By Donna L. Cole
It’s another of those birds that makes me question if people are just messing with me. They’ve seen them. They’ve shared photos of them. They say the bird exists here – as in right here in the Four Rivers Heritage Area (during the warmer months). In fact, I’ve even been told one of these birds frequents the campus of my daughter’s school, where I spend a lot of time – looking for birds. And yet, here I am without any sightings of my own. For the record, I’m not an indigo bunting denier. I believe.
Let’s talk indigo buntings. Like the other migratory birds I’ve written about, this one also spends its winters in warm climates. And yes, once again, it’s the male that carries the colorific chromosome that gives them their stunning blue plumage. Females, eh – not so much. Here’s an interesting thought – according to the Raptor Resource Project, “We know that male birds conserve more sex-linked traits and pass them on to sons and daughters, but male plumage is more complicated than it appears. Recent work published in the journal Evolution indicates that female birds were once as flashy as males. We think that sexual selection drove male color evolution (females prefer colorful males), and natural selection drove female loss of color (brighter females and young were more likely to be spotted by predators and competitors).”
Where can you see this magnificent migrant? I sure would like to know. According to the National Audubon Society, “Brushy pastures, bushy wood edges. For nesting favors roadsides, old fields growing up to bushes, edges of woodlands, and other edge habitats such as along rights-of-way for powerlines or railroads. Also in clearings within deciduous woods, edges of swamps. In the west, usually near streams.”

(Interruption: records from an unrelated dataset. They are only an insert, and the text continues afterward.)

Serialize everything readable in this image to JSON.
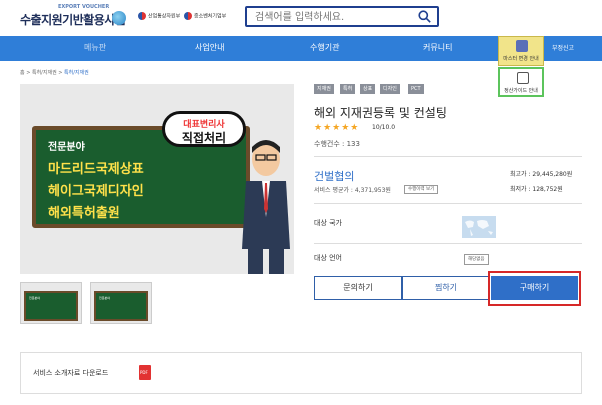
{
  "header": {
    "logo_small": "EXPORT VOUCHER",
    "logo_main": "수출지원기반활용사업",
    "gov_badge_1": "산업통상자원부",
    "gov_badge_2": "중소벤처기업부",
    "search_placeholder": "검색어를 입력하세요."
  },
  "nav": {
    "items": [
      "메뉴판",
      "사업안내",
      "수행기관",
      "커뮤니티"
    ],
    "side_master": "마스터 변경 안내",
    "side_guide": "정산가이드 안내",
    "report": "부정신고"
  },
  "breadcrumb": [
    "홈",
    "특허/지재권",
    "특허/지재권"
  ],
  "image": {
    "label": "전문분야",
    "line1": "마드리드국제상표",
    "line2": "헤이그국제디자인",
    "line3": "해외특허출원",
    "stamp_line1": "대표변리사",
    "stamp_line2": "직접처리",
    "thumb_label": "전문분야"
  },
  "product": {
    "tags": [
      "지재권",
      "특허",
      "상표",
      "디자인",
      "PCT"
    ],
    "title": "해외 지재권등록 및 컨설팅",
    "stars": "★★★★★",
    "rating": "10/10.0",
    "count": "수행건수 : 133",
    "company": "건벌협의",
    "avg_price": "서비스 평균가 : 4,371,953원",
    "history_btn": "수행이력 보기",
    "max_price": "최고가 : 29,445,280원",
    "min_price": "최저가 : 128,752원",
    "target_country_label": "대상 국가",
    "target_lang_label": "대상 언어",
    "lang_value": "해당없음"
  },
  "actions": {
    "inquiry": "문의하기",
    "wishlist": "찜하기",
    "buy": "구매하기"
  },
  "download": {
    "label": "서비스 소개자료 다운로드",
    "file_type": "PDF"
  },
  "colors": {
    "nav_blue": "#2f7ed8",
    "buy_blue": "#2f6fc8",
    "highlight_red": "#d62828",
    "board_green": "#1a5d2e"
  }
}
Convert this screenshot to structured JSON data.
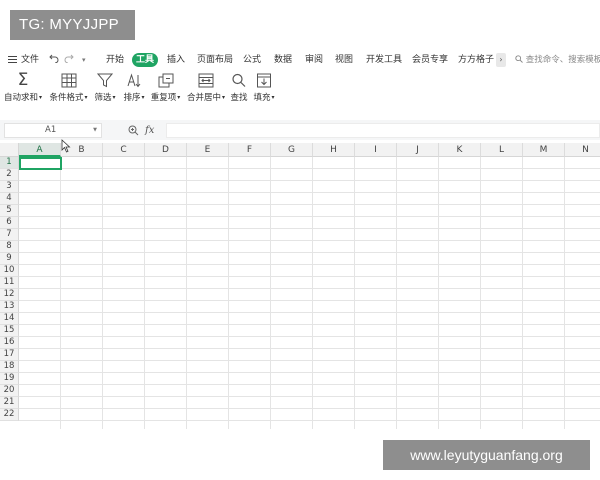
{
  "overlay_tag": "TG: MYYJJPP",
  "watermark": "www.leyutyguanfang.org",
  "menubar": {
    "file_label": "文件",
    "tabs": [
      "开始",
      "工具",
      "插入",
      "页面布局",
      "公式",
      "数据",
      "审阅",
      "视图",
      "开发工具",
      "会员专享",
      "方方格子"
    ],
    "active_tab": "工具",
    "more": "›",
    "search_placeholder": "查找命令、搜索模板"
  },
  "toolbar": {
    "autosum": "自动求和",
    "conditional_format": "条件格式",
    "filter": "筛选",
    "sort": "排序",
    "duplicates": "重复项",
    "merge_center": "合并居中",
    "find": "查找",
    "fill": "填充",
    "dropdown_mark": "▾"
  },
  "formula_bar": {
    "name_box": "A1",
    "fx_label": "fx",
    "formula_value": ""
  },
  "sheet": {
    "columns": [
      "A",
      "B",
      "C",
      "D",
      "E",
      "F",
      "G",
      "H",
      "I",
      "J",
      "K",
      "L",
      "M",
      "N"
    ],
    "rows": [
      "1",
      "2",
      "3",
      "4",
      "5",
      "6",
      "7",
      "8",
      "9",
      "10",
      "11",
      "12",
      "13",
      "14",
      "15",
      "16",
      "17",
      "18",
      "19",
      "20",
      "21",
      "22"
    ],
    "selected_cell": "A1"
  },
  "colors": {
    "accent": "#1fa463",
    "overlay": "#8e8e8e"
  }
}
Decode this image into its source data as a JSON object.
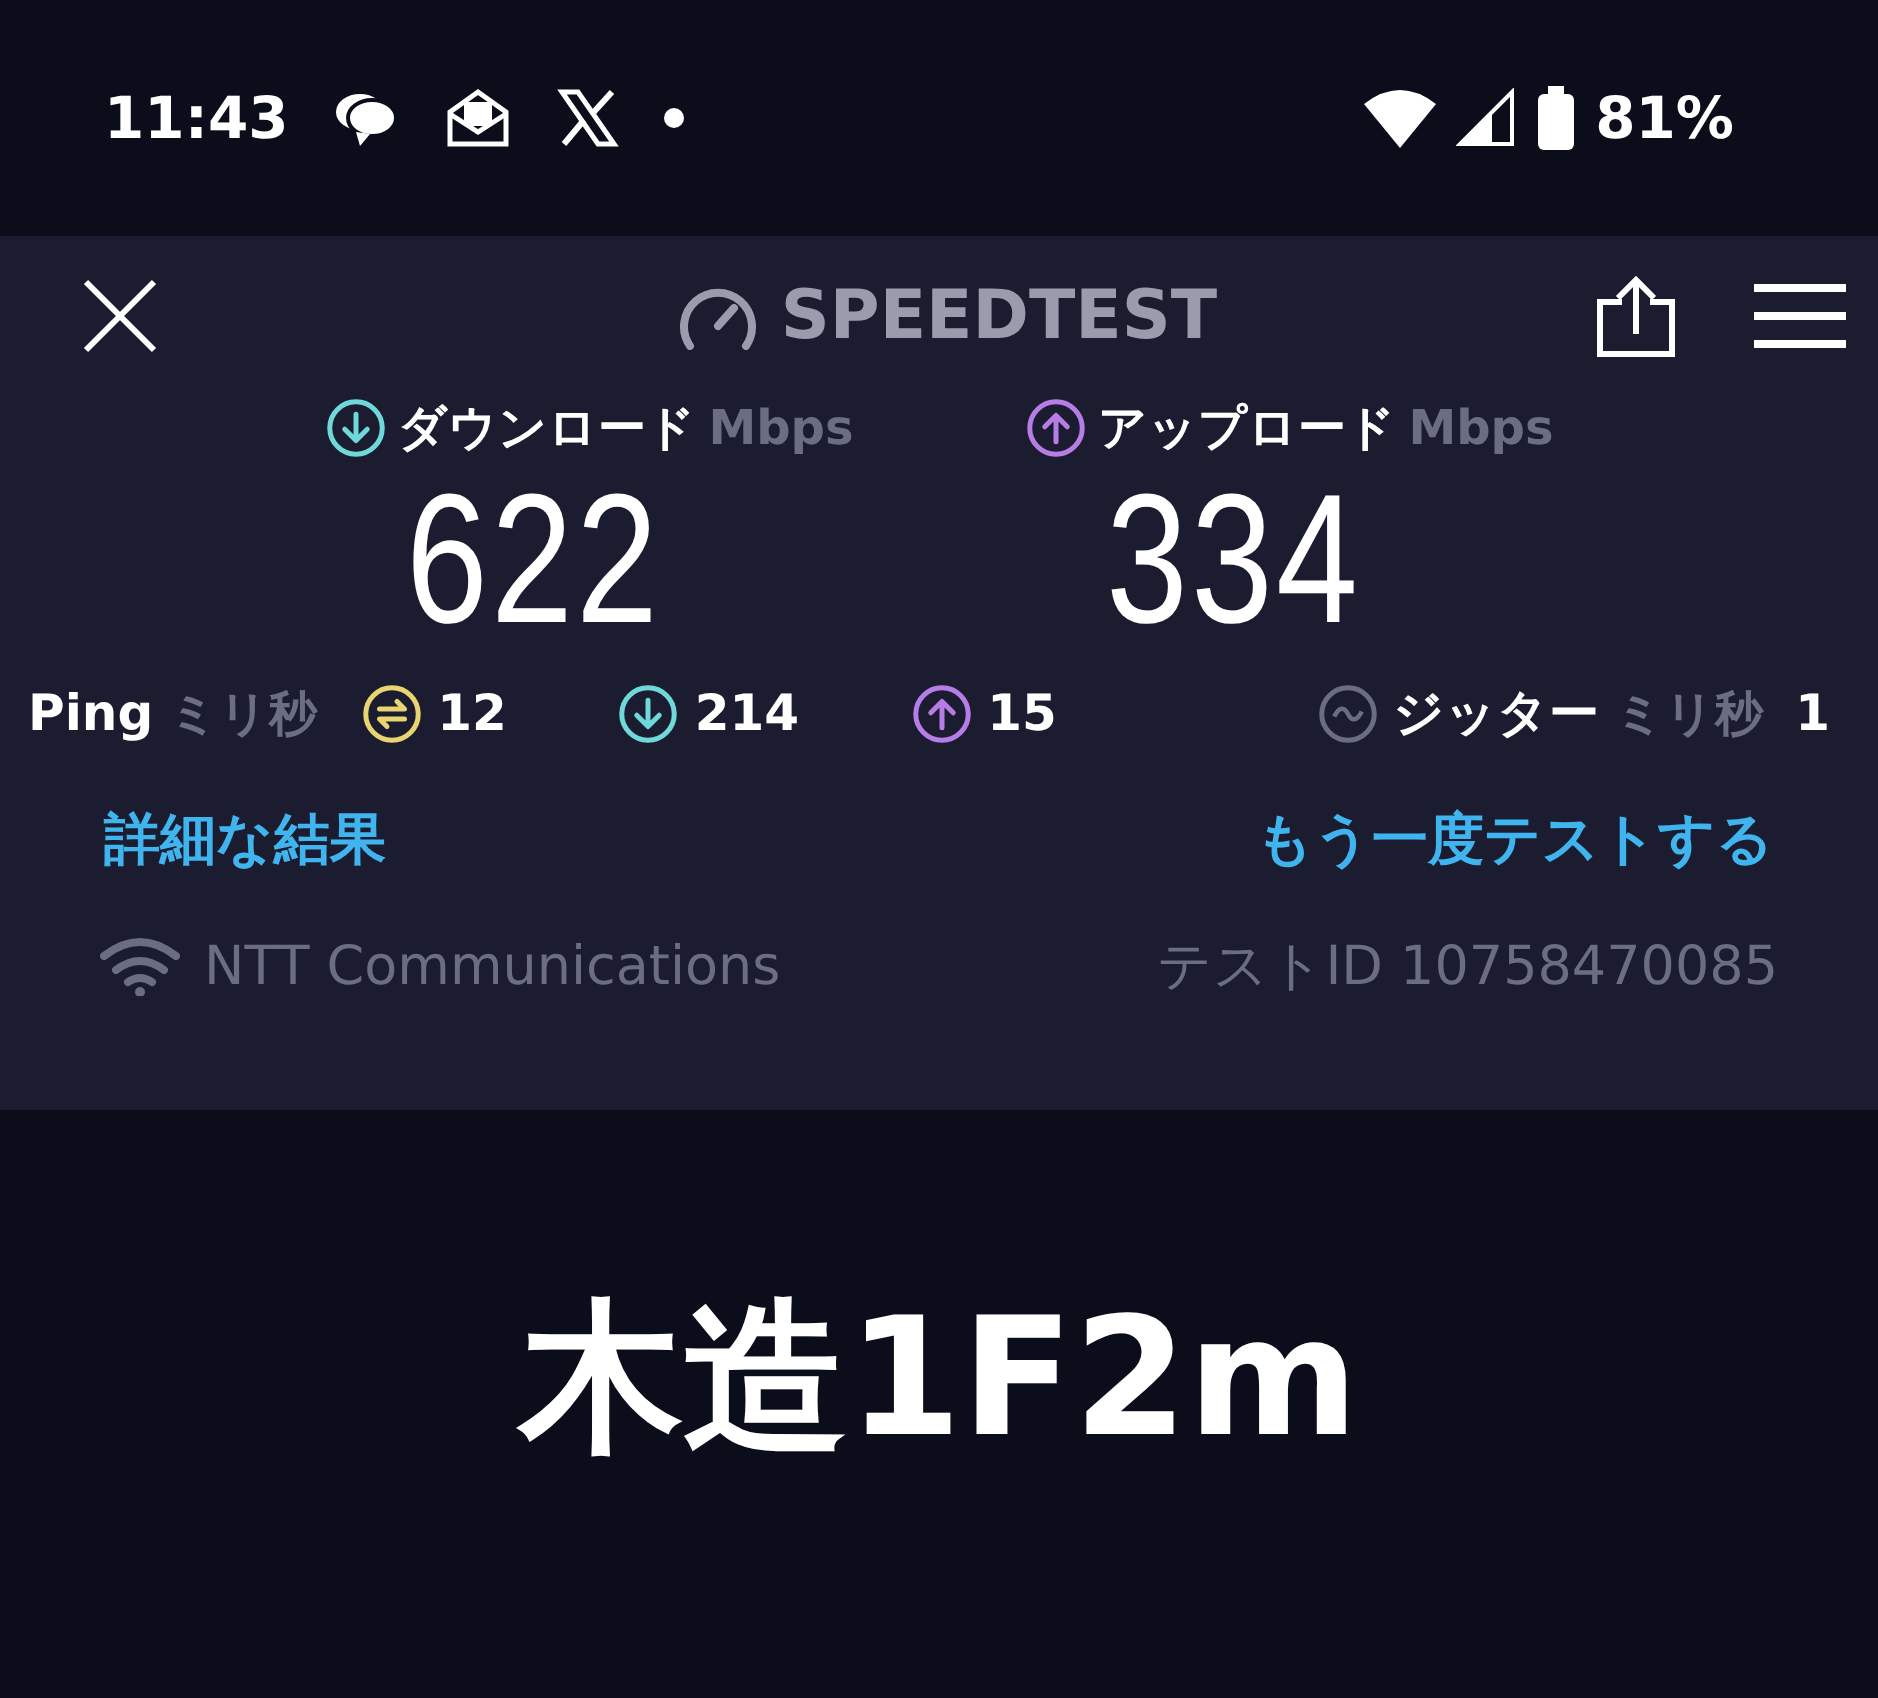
{
  "status_bar": {
    "time": "11:43",
    "battery": "81%"
  },
  "header": {
    "title": "SPEEDTEST"
  },
  "results": [
    {
      "kind": "download",
      "label": "ダウンロード",
      "unit": "Mbps",
      "value": "622"
    },
    {
      "kind": "upload",
      "label": "アップロード",
      "unit": "Mbps",
      "value": "334"
    }
  ],
  "ping": {
    "label": "Ping",
    "unit": "ミリ秒",
    "metrics": [
      {
        "kind": "ping",
        "value": "12"
      },
      {
        "kind": "download",
        "value": "214"
      },
      {
        "kind": "upload",
        "value": "15"
      }
    ]
  },
  "jitter": {
    "label": "ジッター",
    "unit": "ミリ秒",
    "value": "1"
  },
  "links": [
    "詳細な結果",
    "もう一度テストする"
  ],
  "provider": "NTT Communications",
  "test_id": "テストID 10758470085",
  "caption": "木造1F2m"
}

With all of those habitats, you should be able just about anywhere, right? Good luck and please do let me know when and where you have in the comments below.
Photo below: Male Indigo Bunting. Credit: National Park Service